(Excerpts from an interface dataset)
○ ○ ○ ○

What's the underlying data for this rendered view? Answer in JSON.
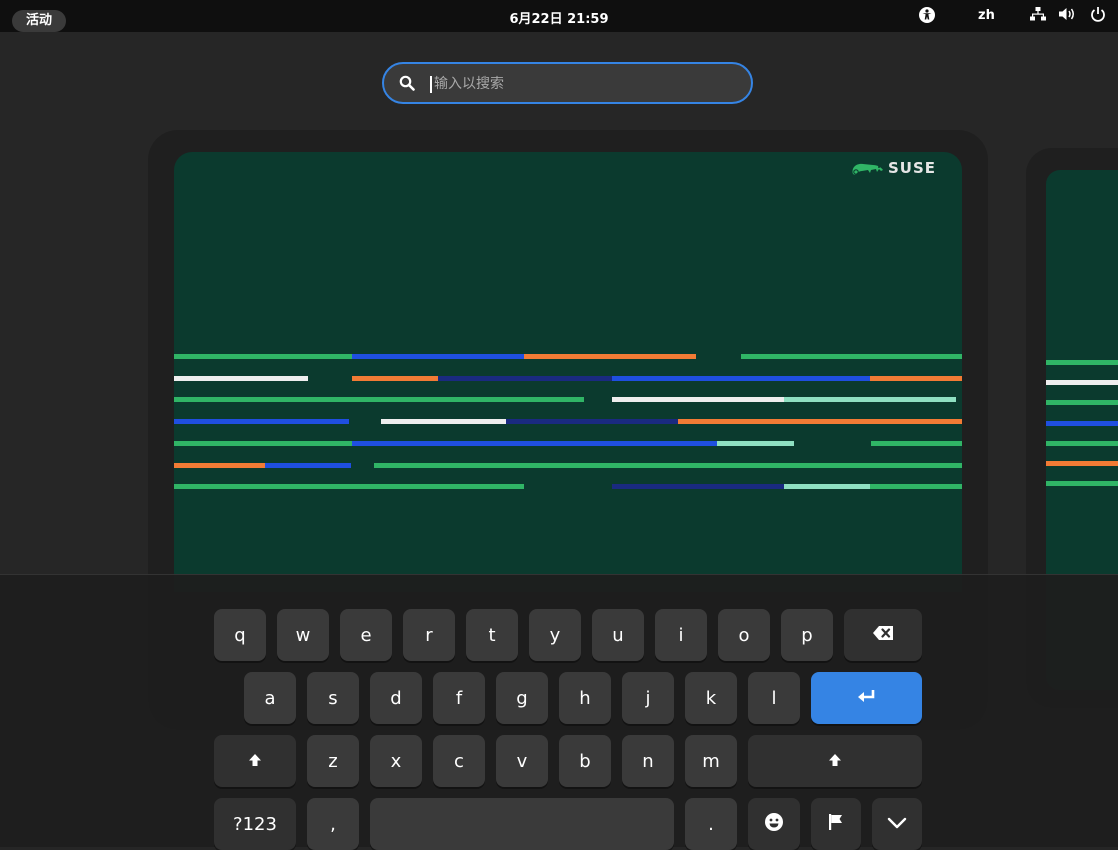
{
  "topbar": {
    "activities_label": "活动",
    "clock": "6月22日 21:59",
    "language": "zh",
    "icons": [
      "accessibility-icon",
      "network-icon",
      "volume-icon",
      "power-icon"
    ]
  },
  "search": {
    "placeholder": "输入以搜索",
    "value": ""
  },
  "window": {
    "brand_text": "SUSE"
  },
  "keyboard": {
    "row1": [
      "q",
      "w",
      "e",
      "r",
      "t",
      "y",
      "u",
      "i",
      "o",
      "p"
    ],
    "row2": [
      "a",
      "s",
      "d",
      "f",
      "g",
      "h",
      "j",
      "k",
      "l"
    ],
    "row3": [
      "z",
      "x",
      "c",
      "v",
      "b",
      "n",
      "m"
    ],
    "row4": {
      "symbols_label": "?123",
      "comma_label": ",",
      "period_label": "."
    },
    "enter_color": "#3584e4",
    "icons": [
      "backspace-icon",
      "enter-icon",
      "shift-icon",
      "emoji-icon",
      "flag-icon",
      "hide-keyboard-icon"
    ]
  },
  "colors": {
    "accent": "#3584e4",
    "wallpaper": "#0b3a2e",
    "stripe_green": "#30b566",
    "stripe_blue": "#1f4fe0",
    "stripe_orange": "#f27b35",
    "stripe_white": "#eeeeee",
    "stripe_navy": "#1a2a80",
    "stripe_mint": "#8fe0c2"
  }
}
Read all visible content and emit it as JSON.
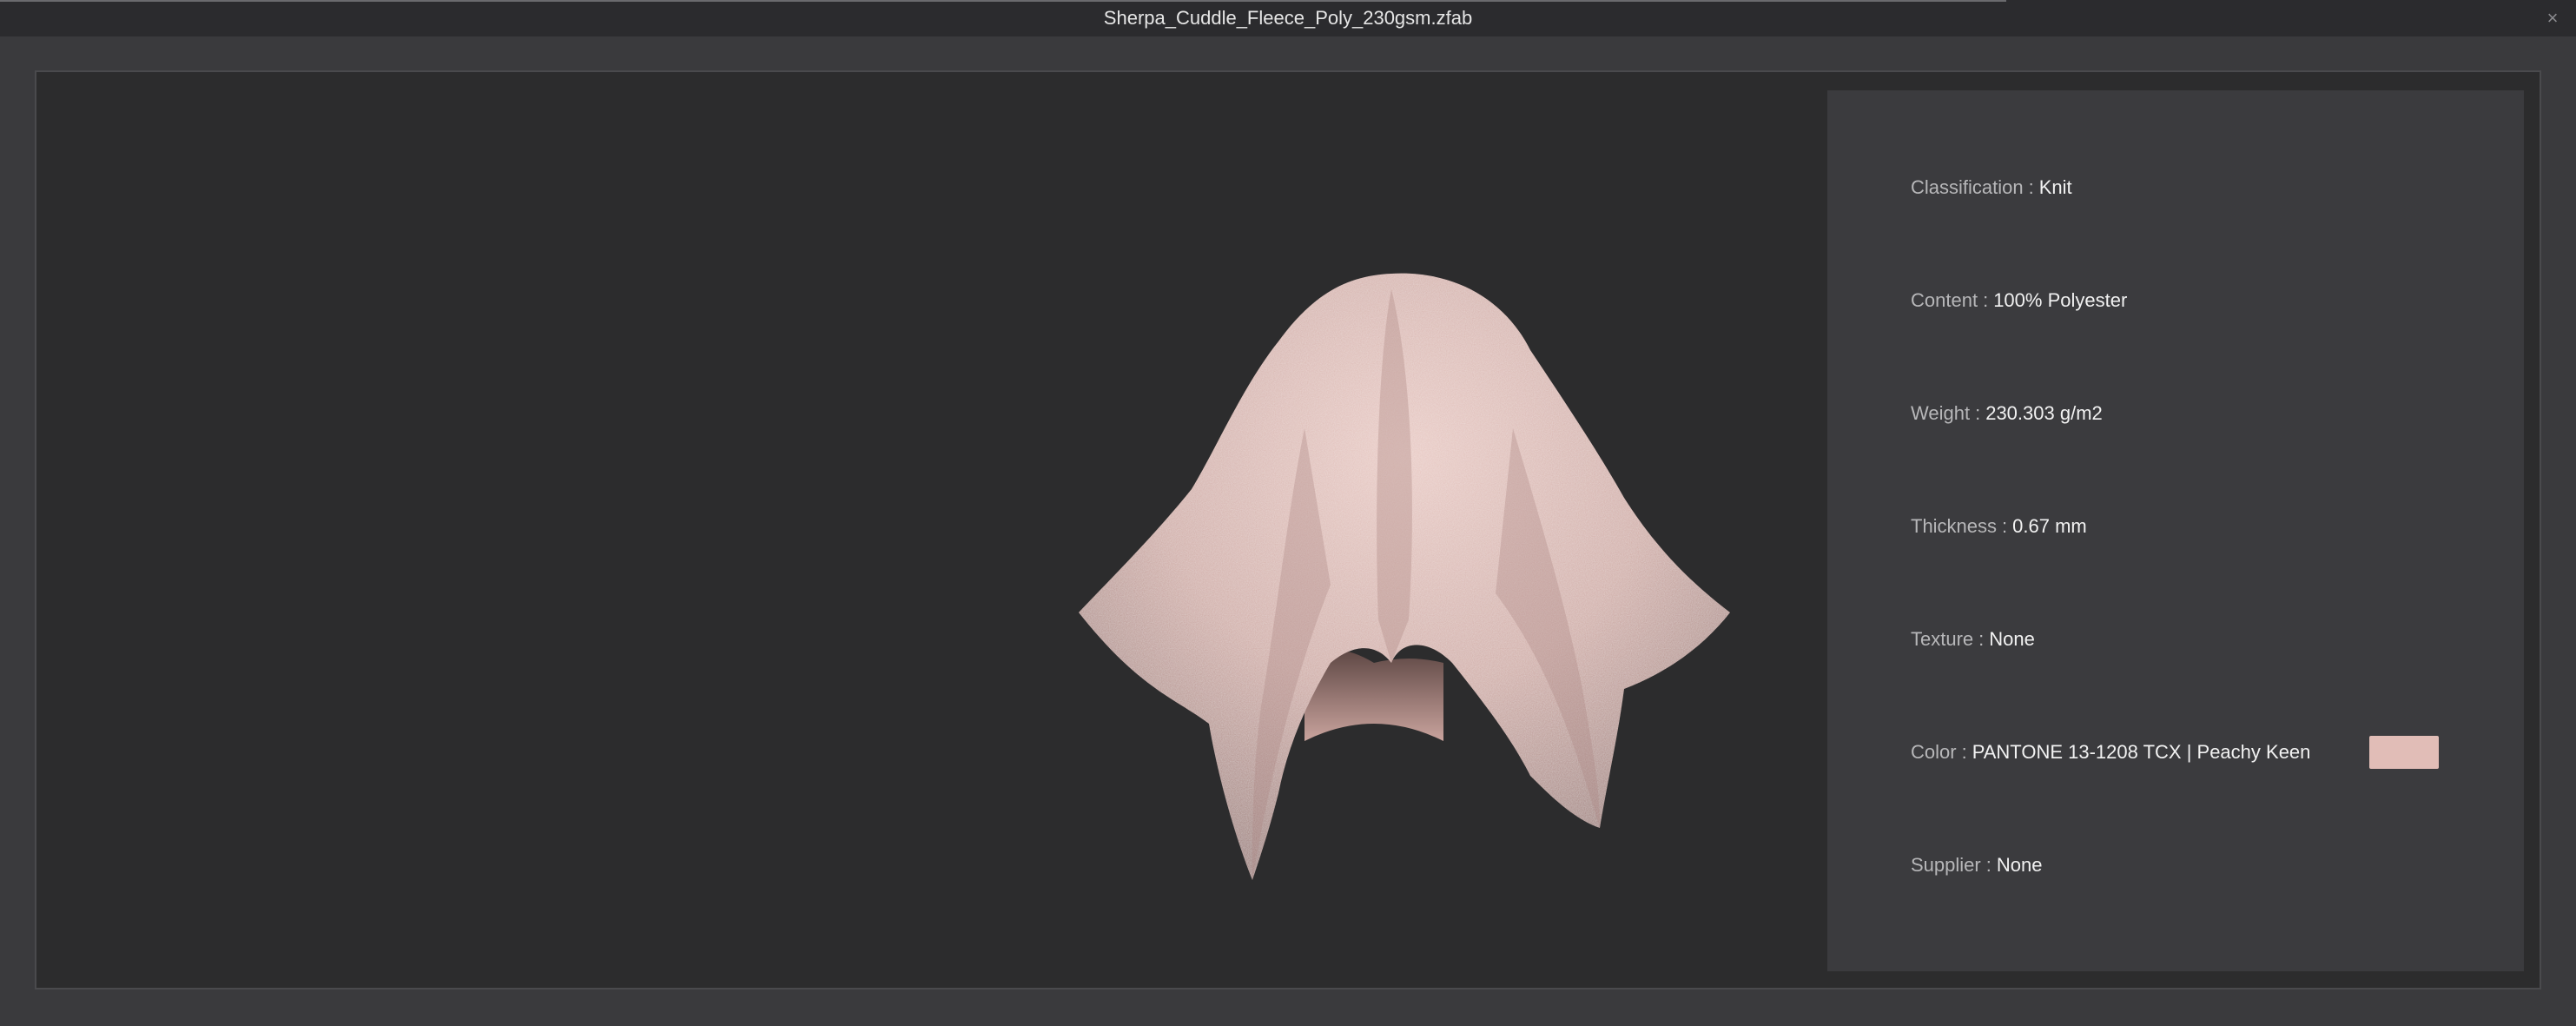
{
  "window": {
    "title": "Sherpa_Cuddle_Fleece_Poly_230gsm.zfab",
    "close_glyph": "×"
  },
  "viewport": {
    "preview": "draped-fabric-sphere",
    "fabric_color": "#e1bdb7"
  },
  "info": {
    "separator": ":",
    "rows": [
      {
        "label": "Classification",
        "value": "Knit"
      },
      {
        "label": "Content",
        "value": "100% Polyester"
      },
      {
        "label": "Weight",
        "value": "230.303 g/m2"
      },
      {
        "label": "Thickness",
        "value": "0.67 mm"
      },
      {
        "label": "Texture",
        "value": "None"
      },
      {
        "label": "Color",
        "value": "PANTONE 13-1208 TCX | Peachy Keen"
      },
      {
        "label": "Supplier",
        "value": "None"
      }
    ],
    "color_swatch": "#e1bdb7"
  }
}
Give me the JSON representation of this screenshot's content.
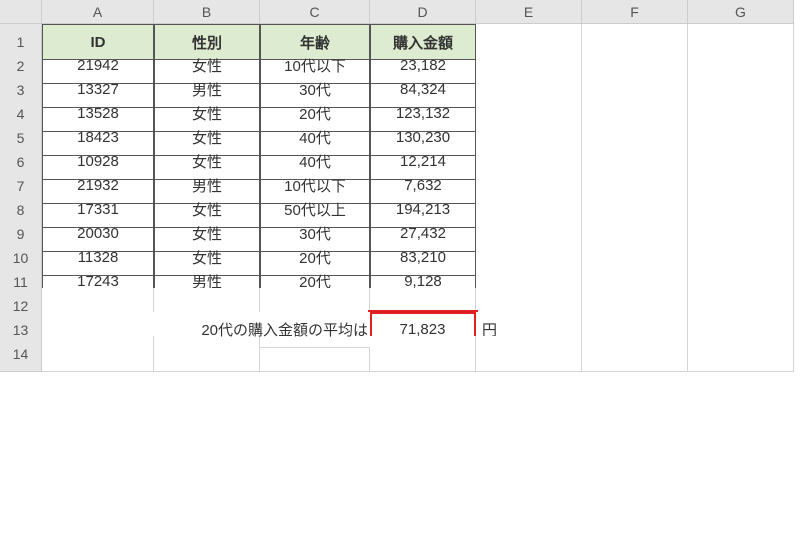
{
  "columns": [
    "A",
    "B",
    "C",
    "D",
    "E",
    "F",
    "G"
  ],
  "row_numbers": [
    "1",
    "2",
    "3",
    "4",
    "5",
    "6",
    "7",
    "8",
    "9",
    "10",
    "11",
    "12",
    "13",
    "14"
  ],
  "headers": {
    "id": "ID",
    "gender": "性別",
    "age": "年齢",
    "amount": "購入金額"
  },
  "rows": [
    {
      "id": "21942",
      "gender": "女性",
      "age": "10代以下",
      "amount": "23,182"
    },
    {
      "id": "13327",
      "gender": "男性",
      "age": "30代",
      "amount": "84,324"
    },
    {
      "id": "13528",
      "gender": "女性",
      "age": "20代",
      "amount": "123,132"
    },
    {
      "id": "18423",
      "gender": "女性",
      "age": "40代",
      "amount": "130,230"
    },
    {
      "id": "10928",
      "gender": "女性",
      "age": "40代",
      "amount": "12,214"
    },
    {
      "id": "21932",
      "gender": "男性",
      "age": "10代以下",
      "amount": "7,632"
    },
    {
      "id": "17331",
      "gender": "女性",
      "age": "50代以上",
      "amount": "194,213"
    },
    {
      "id": "20030",
      "gender": "女性",
      "age": "30代",
      "amount": "27,432"
    },
    {
      "id": "11328",
      "gender": "女性",
      "age": "20代",
      "amount": "83,210"
    },
    {
      "id": "17243",
      "gender": "男性",
      "age": "20代",
      "amount": "9,128"
    }
  ],
  "summary": {
    "label": "20代の購入金額の平均は",
    "value": "71,823",
    "unit": "円"
  }
}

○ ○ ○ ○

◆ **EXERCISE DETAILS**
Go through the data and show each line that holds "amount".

◆ **RESULT OF THIS EXERCISE**
    "amount": "購入金額"
      "amount": "23,182"
      "amount": "84,324"
      "amount": "123,132"
      "amount": "130,230"
      "amount": "12,214"
      "amount": "7,632"
      "amount": "194,213"
      "amount": "27,432"
      "amount": "83,210"
      "amount": "9,128"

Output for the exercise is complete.